SC allows prosecution of bank officials in P97M fake insurance claims
The Supreme Court (SC) on Tuesday gave its go-ahead for the immediate prosecution of Legacy Banks owners, some 86 depositors, and a bank branch manager who were accused of duping the government through fraudulent deposit insurance claims worth P97.73 million.
In an 18-page decision penned by Associate Justice Presbitero Velasco Jr., the SC ordered the reinstatement of the June 3, 2016 resolution by then Justice secretary Emmanuel Caparas which found probable cause to charge spouses Manu and Champa Gidwani, Rizal Commercial Banking Corporation (RCBC) Bacolod Main branch manager Andrew A. Jereza and 86 others for the crimes of estafa through falsification of documents, perjury, and money laundering.
The SC set aside the January 31, 2017 decision of the Court of Appeals (CA) reversing Caparas’ resolution and ordered the dismissal of the complaint.
The SC ruled that CA erred in holding that Caparas gravely abused his discretion in reversing an earlier resolution issued by then Justice Undersecretary Jose Justiniano which upheld the DOJ Task Force’s recommendation to dismiss the complaint against the respondents.

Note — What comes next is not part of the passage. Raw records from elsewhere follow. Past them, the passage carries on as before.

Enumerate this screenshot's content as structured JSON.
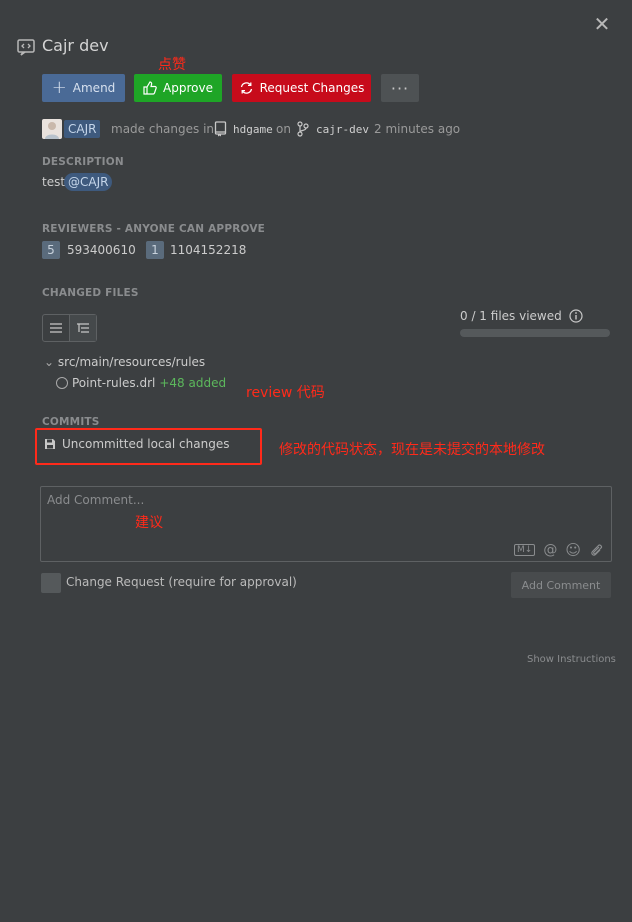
{
  "header": {
    "title": "Cajr dev",
    "close_glyph": "✕"
  },
  "actions": {
    "amend_label": "Amend",
    "approve_label": "Approve",
    "request_changes_label": "Request Changes",
    "more_label": "···"
  },
  "annotations": {
    "approve_note": "点赞",
    "review_note": "review 代码",
    "commit_note": "修改的代码状态，现在是未提交的本地修改",
    "comment_note": "建议"
  },
  "meta": {
    "user": "CAJR",
    "made_changes_in": "made changes in",
    "repo": "hdgame",
    "on": "on",
    "branch": "cajr-dev",
    "time": "2 minutes ago"
  },
  "description": {
    "header": "DESCRIPTION",
    "text": "test",
    "mention": "@CAJR"
  },
  "reviewers": {
    "header": "REVIEWERS - ANYONE CAN APPROVE",
    "items": [
      {
        "badge": "5",
        "name": "593400610"
      },
      {
        "badge": "1",
        "name": "1104152218"
      }
    ]
  },
  "changed_files": {
    "header": "CHANGED FILES",
    "files_viewed": "0 / 1 files viewed",
    "progress_fraction": 0,
    "folder": "src/main/resources/rules",
    "file_name": "Point-rules.drl",
    "file_added": "+48 added"
  },
  "commits": {
    "header": "COMMITS",
    "item": "Uncommitted local changes"
  },
  "comment": {
    "placeholder": "Add Comment...",
    "change_request_label": "Change Request (require for approval)",
    "add_comment_label": "Add Comment",
    "tools": [
      "M↓",
      "@",
      "☺",
      "📎"
    ]
  },
  "footer": {
    "show_instructions": "Show Instructions"
  },
  "colors": {
    "background": "#3c3f41",
    "approve": "#1ea526",
    "request_changes": "#c70b1b",
    "amend": "#4a6a96",
    "annotation": "#ff2a1a"
  }
}
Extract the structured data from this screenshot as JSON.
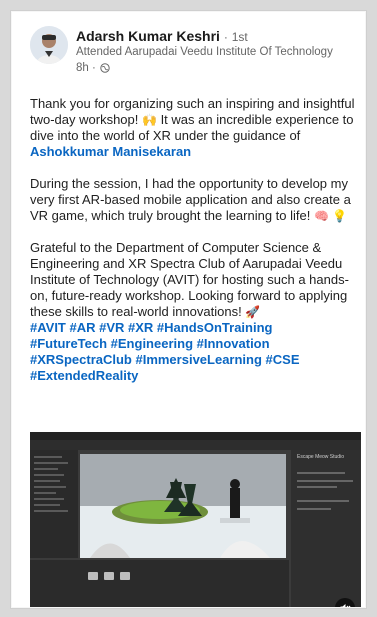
{
  "author": {
    "name": "Adarsh Kumar Keshri",
    "separator": "·",
    "degree": "1st",
    "headline": "Attended Aarupadai Veedu Institute Of Technology",
    "time": "8h ·"
  },
  "post": {
    "p1_before": "Thank you for organizing such an inspiring and insightful two-day workshop! ",
    "p1_emoji": "🙌",
    "p1_after": " It was an incredible experience to dive into the world of XR under the guidance of ",
    "mention": "Ashokkumar Manisekaran",
    "p2_text": "During the session, I had the opportunity to develop my very first AR-based mobile application and also create a VR game, which truly brought the learning to life! ",
    "p2_emojis": "🧠 💡",
    "p3_text": "Grateful to the Department of Computer Science & Engineering and XR Spectra Club of Aarupadai Veedu Institute of Technology (AVIT) for hosting such a hands-on, future-ready workshop. Looking forward to applying these skills to real-world innovations! ",
    "p3_emoji": "🚀",
    "hashtags_line1": "#AVIT #AR #VR #XR #HandsOnTraining",
    "hashtags_line2": "#FutureTech #Engineering #Innovation",
    "hashtags_line3": "#XRSpectraClub #ImmersiveLearning #CSE",
    "hashtags_line4": "#ExtendedReality"
  },
  "video": {
    "inspector_title": "Escape Meow Studio",
    "mute_icon": "volume-mute-icon"
  },
  "colors": {
    "link": "#0a66c2",
    "text": "#1f1f1f",
    "muted": "#666666"
  }
}
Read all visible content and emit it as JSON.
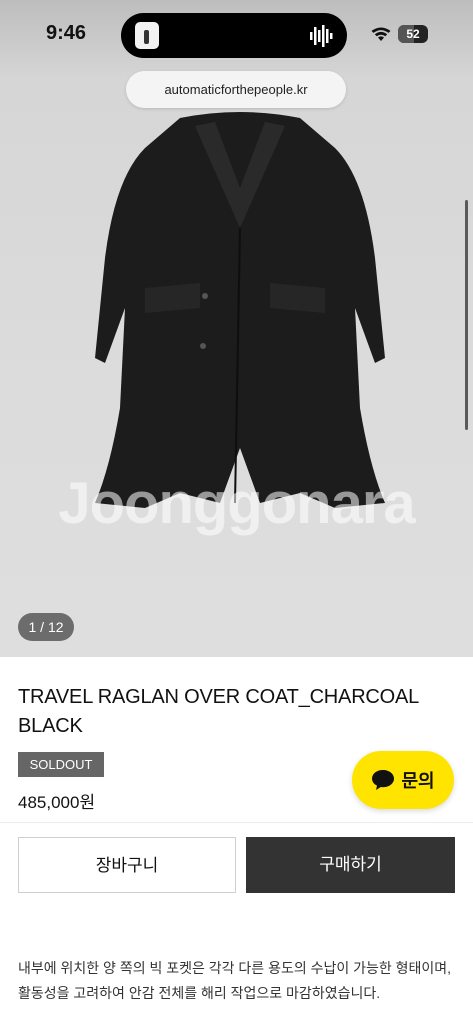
{
  "status_bar": {
    "time": "9:46",
    "battery": "52",
    "battery_level": 0.52
  },
  "browser": {
    "url": "automaticforthepeople.kr"
  },
  "product": {
    "image_counter": "1 / 12",
    "watermark": "Joonggonara",
    "title": "TRAVEL RAGLAN OVER COAT_CHARCOAL BLACK",
    "badge": "SOLDOUT",
    "price": "485,000원",
    "description": "내부에 위치한 양 쪽의 빅 포켓은 각각 다른 용도의 수납이 가능한 형태이며, 활동성을 고려하여 안감 전체를 해리 작업으로 마감하였습니다."
  },
  "actions": {
    "cart_label": "장바구니",
    "buy_label": "구매하기",
    "chat_label": "문의"
  },
  "icons": {
    "chat": "chat-bubble-icon",
    "wifi": "wifi-icon",
    "battery": "battery-icon",
    "sound": "waveform-icon"
  },
  "colors": {
    "chat_button": "#ffe400",
    "buy_button": "#333333",
    "badge": "#666666"
  }
}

The case started when the Bangko Sentral ng Pilipinas (BSP) ordered the closure of 13 rural banks controlled by the Legacy Group of Companies (Legacy Banks) and placed them under receivership of PDIC.
The Gidwanis together with 86 other individuals represented themselves
to be owners of 471 deposit accounts with Legacy Banks and filed
claims with PDIC.
The claims were processed and granted, resulting in the issuance of 683 Landbank of the Philippines (LandBank) checks worth P98.73 million in favor of the 86 individuals.
Despite that the checks issued were crossed-checks “payable to the payee” account only, the said individuals did not deposit the crossed checks in their respective bank accounts.
Instead, the checks were credited to a single account with RCBC owned by the Gidwanis, allegedly in connivance with Jereza.